Problem statement – Wherever "icon" turns up in the entries, copy out the line that holds it.

**********

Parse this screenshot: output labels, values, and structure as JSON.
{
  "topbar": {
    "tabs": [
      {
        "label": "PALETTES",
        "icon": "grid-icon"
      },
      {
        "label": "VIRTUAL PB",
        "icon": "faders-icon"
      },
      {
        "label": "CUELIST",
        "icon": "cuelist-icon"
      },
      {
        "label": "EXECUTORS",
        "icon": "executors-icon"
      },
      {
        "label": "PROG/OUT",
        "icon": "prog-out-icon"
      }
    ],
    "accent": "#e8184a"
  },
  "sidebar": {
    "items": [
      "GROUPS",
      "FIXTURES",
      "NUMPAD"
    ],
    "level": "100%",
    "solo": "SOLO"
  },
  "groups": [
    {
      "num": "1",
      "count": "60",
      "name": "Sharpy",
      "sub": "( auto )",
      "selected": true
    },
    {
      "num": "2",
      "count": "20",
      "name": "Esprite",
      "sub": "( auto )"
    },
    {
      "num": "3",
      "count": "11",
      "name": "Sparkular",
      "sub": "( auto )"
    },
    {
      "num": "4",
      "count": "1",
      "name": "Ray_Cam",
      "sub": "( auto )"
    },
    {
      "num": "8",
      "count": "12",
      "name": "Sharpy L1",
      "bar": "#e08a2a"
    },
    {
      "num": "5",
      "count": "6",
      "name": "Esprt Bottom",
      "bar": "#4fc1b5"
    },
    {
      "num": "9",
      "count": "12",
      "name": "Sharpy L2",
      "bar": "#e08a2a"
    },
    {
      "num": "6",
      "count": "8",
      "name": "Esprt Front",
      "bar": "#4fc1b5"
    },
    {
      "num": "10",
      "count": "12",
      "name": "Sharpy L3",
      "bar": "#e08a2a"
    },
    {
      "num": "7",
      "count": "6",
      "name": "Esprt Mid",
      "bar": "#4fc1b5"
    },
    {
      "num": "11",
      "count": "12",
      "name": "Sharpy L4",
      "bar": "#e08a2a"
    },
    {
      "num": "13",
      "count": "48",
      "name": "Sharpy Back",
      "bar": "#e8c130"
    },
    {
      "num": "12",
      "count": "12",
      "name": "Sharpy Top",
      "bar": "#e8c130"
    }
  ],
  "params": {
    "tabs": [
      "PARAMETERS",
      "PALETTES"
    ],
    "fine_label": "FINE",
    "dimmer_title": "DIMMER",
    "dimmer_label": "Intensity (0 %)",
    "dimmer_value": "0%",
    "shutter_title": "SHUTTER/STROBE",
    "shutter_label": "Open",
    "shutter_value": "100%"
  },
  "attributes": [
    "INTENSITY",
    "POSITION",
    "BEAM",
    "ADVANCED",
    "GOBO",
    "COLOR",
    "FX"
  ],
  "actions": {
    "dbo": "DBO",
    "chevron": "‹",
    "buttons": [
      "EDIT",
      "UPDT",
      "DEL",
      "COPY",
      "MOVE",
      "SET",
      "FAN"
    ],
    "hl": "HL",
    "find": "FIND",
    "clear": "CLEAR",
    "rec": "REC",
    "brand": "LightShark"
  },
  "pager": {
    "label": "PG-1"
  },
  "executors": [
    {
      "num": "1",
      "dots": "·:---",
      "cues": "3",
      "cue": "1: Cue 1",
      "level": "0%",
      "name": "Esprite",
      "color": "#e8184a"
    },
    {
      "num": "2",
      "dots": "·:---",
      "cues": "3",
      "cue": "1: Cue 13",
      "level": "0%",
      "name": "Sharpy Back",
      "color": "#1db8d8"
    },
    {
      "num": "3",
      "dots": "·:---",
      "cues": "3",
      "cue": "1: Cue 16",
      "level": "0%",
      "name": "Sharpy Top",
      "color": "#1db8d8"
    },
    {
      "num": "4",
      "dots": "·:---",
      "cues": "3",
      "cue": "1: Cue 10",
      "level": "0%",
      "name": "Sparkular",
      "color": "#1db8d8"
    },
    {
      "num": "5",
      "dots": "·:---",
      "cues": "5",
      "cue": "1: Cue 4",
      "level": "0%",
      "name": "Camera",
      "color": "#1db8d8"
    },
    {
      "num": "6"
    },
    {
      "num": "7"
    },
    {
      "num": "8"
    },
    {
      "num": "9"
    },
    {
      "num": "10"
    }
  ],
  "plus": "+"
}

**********

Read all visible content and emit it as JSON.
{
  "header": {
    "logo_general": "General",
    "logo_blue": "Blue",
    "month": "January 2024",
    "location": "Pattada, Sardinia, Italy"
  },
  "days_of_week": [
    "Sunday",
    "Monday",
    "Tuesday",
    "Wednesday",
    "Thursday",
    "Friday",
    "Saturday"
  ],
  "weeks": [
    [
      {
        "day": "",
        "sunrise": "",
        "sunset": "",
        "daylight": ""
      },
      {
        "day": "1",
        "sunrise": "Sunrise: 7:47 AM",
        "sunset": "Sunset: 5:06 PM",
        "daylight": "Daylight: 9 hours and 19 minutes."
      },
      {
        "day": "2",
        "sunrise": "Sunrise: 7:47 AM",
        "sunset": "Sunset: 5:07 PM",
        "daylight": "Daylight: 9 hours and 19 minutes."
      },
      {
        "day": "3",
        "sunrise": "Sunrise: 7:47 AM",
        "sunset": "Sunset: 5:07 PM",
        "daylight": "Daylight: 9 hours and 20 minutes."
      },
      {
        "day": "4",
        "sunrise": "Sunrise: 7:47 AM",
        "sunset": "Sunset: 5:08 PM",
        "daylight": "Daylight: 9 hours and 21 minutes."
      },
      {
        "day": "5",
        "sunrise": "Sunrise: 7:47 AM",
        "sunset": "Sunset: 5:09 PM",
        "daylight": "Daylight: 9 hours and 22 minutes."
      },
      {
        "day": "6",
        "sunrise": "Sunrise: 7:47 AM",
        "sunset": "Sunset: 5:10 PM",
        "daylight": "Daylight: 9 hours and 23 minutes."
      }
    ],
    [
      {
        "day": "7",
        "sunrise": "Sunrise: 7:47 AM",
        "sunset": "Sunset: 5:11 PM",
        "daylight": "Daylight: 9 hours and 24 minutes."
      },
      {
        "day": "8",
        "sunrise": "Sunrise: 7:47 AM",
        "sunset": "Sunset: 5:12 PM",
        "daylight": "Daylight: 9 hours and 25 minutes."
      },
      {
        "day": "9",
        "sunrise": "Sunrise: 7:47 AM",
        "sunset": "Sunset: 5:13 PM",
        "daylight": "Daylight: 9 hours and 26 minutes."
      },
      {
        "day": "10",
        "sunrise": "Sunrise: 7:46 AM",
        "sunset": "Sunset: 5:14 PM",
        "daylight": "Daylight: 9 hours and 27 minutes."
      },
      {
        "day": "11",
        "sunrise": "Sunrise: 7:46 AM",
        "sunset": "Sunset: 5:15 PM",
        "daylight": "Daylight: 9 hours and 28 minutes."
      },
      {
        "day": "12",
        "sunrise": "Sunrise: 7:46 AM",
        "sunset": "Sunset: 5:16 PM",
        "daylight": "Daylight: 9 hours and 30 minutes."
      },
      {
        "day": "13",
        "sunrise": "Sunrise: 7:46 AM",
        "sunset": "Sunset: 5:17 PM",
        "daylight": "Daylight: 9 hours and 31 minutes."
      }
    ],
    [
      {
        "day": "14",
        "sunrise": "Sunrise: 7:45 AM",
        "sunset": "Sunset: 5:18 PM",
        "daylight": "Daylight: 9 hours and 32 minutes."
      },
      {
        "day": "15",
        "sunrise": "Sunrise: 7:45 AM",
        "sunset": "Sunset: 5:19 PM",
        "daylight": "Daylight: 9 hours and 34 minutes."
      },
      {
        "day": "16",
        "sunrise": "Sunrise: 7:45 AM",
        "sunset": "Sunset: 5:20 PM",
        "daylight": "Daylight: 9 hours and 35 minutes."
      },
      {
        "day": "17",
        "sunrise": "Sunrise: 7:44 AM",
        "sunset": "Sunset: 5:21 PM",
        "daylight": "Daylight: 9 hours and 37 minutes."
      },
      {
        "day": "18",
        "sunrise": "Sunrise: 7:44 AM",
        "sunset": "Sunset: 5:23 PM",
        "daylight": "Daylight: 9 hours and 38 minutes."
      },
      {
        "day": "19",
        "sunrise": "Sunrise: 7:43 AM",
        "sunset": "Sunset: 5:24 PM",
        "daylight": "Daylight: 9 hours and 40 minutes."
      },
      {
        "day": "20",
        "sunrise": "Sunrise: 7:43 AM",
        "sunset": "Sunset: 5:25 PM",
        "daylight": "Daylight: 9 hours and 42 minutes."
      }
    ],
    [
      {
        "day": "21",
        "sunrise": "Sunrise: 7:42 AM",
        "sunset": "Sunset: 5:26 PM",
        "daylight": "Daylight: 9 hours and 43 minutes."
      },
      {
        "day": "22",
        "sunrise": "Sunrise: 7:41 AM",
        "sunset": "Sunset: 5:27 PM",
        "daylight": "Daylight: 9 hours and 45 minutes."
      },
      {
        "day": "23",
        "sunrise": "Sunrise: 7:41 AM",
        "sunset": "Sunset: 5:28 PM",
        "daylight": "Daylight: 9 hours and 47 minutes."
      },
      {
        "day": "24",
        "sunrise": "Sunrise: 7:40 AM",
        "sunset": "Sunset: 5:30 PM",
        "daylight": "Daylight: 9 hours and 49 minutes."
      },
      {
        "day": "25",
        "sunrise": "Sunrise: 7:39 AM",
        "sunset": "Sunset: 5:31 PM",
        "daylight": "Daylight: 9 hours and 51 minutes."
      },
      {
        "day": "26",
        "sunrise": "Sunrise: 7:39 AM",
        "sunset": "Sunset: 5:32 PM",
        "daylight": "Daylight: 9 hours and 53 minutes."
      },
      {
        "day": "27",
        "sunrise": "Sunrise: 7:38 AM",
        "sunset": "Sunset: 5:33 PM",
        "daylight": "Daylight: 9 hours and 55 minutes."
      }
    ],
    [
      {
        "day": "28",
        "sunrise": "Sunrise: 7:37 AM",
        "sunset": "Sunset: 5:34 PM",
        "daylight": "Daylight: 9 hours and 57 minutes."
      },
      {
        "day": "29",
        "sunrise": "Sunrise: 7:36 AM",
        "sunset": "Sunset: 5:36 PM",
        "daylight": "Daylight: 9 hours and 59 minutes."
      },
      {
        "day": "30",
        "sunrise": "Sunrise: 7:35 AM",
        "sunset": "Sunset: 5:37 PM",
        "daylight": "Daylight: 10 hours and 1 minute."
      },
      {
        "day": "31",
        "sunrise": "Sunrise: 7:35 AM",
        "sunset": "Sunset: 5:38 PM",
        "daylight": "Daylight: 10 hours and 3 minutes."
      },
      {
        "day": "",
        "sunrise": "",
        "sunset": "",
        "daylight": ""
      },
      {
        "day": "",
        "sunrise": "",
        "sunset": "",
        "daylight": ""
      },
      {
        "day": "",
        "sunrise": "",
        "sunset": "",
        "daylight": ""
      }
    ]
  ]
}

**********

Written solution –
        "icon": "grid-icon"
        "icon": "faders-icon"
        "icon": "cuelist-icon"
        "icon": "executors-icon"
        "icon": "prog-out-icon"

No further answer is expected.